06/19/2013 11:52AM

Dick Jerardi: Put Goldencents, Vyjack on horses to watch list

Barbara D. Livingston
Vyjack (far left) and Goldencents (right) were part of a hot early pace in the Kentucky Derby. They should be expected to run well when they resurface this summer.

After the half-mile fraction (45.33 seconds) of the Kentucky Derby was posted, the first five horses in order were Palace Malice, Verrazano, Goldencents, Vyjack, and Oxbow. They finished 12th, 14th, 17th, 18th, and sixth, respectively.

As far as I know the term “key race’’ was coined by the Steve Davidowitz, author of the seminal work “Betting Thoroughbreds’’ and one of the game’s true independent thinkers. I am now ready to coin the term “key pace.’’

Oxbow won the Preakness. Palace Malice won the Belmont Stakes. Verrazano won the Pegasus Stakes. None of the races was close.

Goldencents and Vyjack did not fire in their first races since that Derby pace blew up anything close to it and set it up for a group of horses who have not win since the Derby. But I do have both on my watch list. They deserve another chance. They had no chance in the Derby, just like the winners of those three races.

If I were voting for 3-year-old champion today, I would vote for Derby winner Orb with his terrific overall r é sum é . If there was a vote for Triple Crown champion, my vote would go to Oxbow with his incredible efforts in the Derby, Preakness, and Belmont.

In the last 15 years, only two horses who ran in all three legs of the Triple Crown were able to win the Belmont. Point Given and Afleet Alex were brilliant horses, far better than Oxbow, but no tougher.

The two horses who dueled with Oxbow in the Belmont finished last and next to last. Little Oxbow never stopped trying. He was not going very fast in the stretch, but he was going. If it was just about effort, Oxbow would be a champion.

Oxbow’s Belmont was reminiscent of his Derby. He had every reason to retreat, but never did. He is probably not talented enough to get on a long winning streak, but beating him is going to take something out of whatever horses do it.

Now that we have a little distance and context to evaluate this Triple Crown, I think it is fair to conclude we saw some nice, durable horses without the kind of ability that will make any of them memorable over time.
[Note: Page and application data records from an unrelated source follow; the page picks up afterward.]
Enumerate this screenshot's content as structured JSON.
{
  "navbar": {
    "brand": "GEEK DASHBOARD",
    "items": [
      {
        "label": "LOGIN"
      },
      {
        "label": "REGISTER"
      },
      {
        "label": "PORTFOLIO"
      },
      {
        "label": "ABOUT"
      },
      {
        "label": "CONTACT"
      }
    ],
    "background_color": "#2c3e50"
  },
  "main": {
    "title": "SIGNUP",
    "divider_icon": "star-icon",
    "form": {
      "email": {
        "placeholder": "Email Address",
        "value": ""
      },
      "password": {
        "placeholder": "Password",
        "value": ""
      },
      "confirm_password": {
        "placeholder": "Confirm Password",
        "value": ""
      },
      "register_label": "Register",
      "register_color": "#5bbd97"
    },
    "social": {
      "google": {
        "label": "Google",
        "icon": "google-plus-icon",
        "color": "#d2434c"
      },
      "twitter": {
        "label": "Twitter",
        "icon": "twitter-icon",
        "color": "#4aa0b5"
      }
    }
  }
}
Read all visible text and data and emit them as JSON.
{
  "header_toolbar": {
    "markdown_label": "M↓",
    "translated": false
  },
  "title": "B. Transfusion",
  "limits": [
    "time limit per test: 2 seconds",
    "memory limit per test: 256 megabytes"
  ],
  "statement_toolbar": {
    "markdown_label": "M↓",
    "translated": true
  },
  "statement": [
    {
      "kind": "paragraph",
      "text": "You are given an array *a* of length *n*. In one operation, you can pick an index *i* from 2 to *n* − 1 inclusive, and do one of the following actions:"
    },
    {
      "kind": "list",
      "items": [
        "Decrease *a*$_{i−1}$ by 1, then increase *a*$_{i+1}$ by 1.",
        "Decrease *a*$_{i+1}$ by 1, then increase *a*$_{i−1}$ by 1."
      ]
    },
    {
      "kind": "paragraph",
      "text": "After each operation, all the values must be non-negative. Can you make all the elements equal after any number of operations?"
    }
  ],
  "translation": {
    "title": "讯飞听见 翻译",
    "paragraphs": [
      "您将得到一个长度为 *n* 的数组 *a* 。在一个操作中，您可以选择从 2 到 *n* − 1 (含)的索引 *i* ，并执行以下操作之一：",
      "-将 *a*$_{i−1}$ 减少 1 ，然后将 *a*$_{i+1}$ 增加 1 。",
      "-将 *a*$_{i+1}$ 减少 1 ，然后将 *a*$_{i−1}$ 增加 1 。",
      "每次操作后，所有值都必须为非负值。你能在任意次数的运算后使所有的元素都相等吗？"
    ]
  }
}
What we saw last weekend, however, was memorable.

When I watched Paynter win that allowance race at Betfair Hollywood Park last Friday, it was impossible not to smile during the running. The colt was winning with total ease. I knew the time was fast, but it was not until I saw the other times on the card that I realized it was something very special.

I was there at Monmouth Park last summer when Paynter destroyed the Haskell field and earned a 107 Beyer. This, clearly, was the 3-year-old who was going to dominate the back end of a season that had been decimated by injury and illness.

The rest of the summer was spent wondering if Paynter was going to live or die. Death seemed a heavy favorite.

A bit more than 300 days after the Haskell, Paynter was a heavy favorite in a starting gate. And ran like the special talent he appeared to be that July Sunday on the Jersey Shore.

Paynter did not just win. He got a 114 Beyer.

We don’t make many numbers much bigger than that these days. It is the kind of figure that can win any race any time anywhere.

Bob Baffert was trying to tell us all something in April 2012 when Paynter’s second career start was in the Santa Anita Derby. The colt did not win that day, but he was beaten slightly less than four lengths by eventual Derby winner I’ll Have Another.

That was the promise. Last week’s allowance race was the delivery. Let’s hope there is much more to come.

If I had a wish for Santa Anita this fall, it would be to see a top-of-his-form Paynter in the Breeders’ Cup Classic starting gate with Game On Dude and Fort Larned.

My absolute favorite scene at a racetrack is a high-class speed horse running really good horses right off their feet. That was Fort Larned on Saturday night at Churchill Downs. The five horses chasing him had combined earnings of nearly $6 million. They had no chance.

Fort Larned started off running fast and never really slowed down. His third and fourth fractions were 23.50 and 24. No horse is running that down, and none came close in the Stephen Foster when Fort Larned ran right back to his BC Classic win and got a 115 Beyer.

A week after a Triple Crown that was dominated by humans who had put so much into the game and got rewards for lifetimes of achievement, the horses took center stage as the second season began and gave promise of a summer and fall that has every chance to create some lasting memories.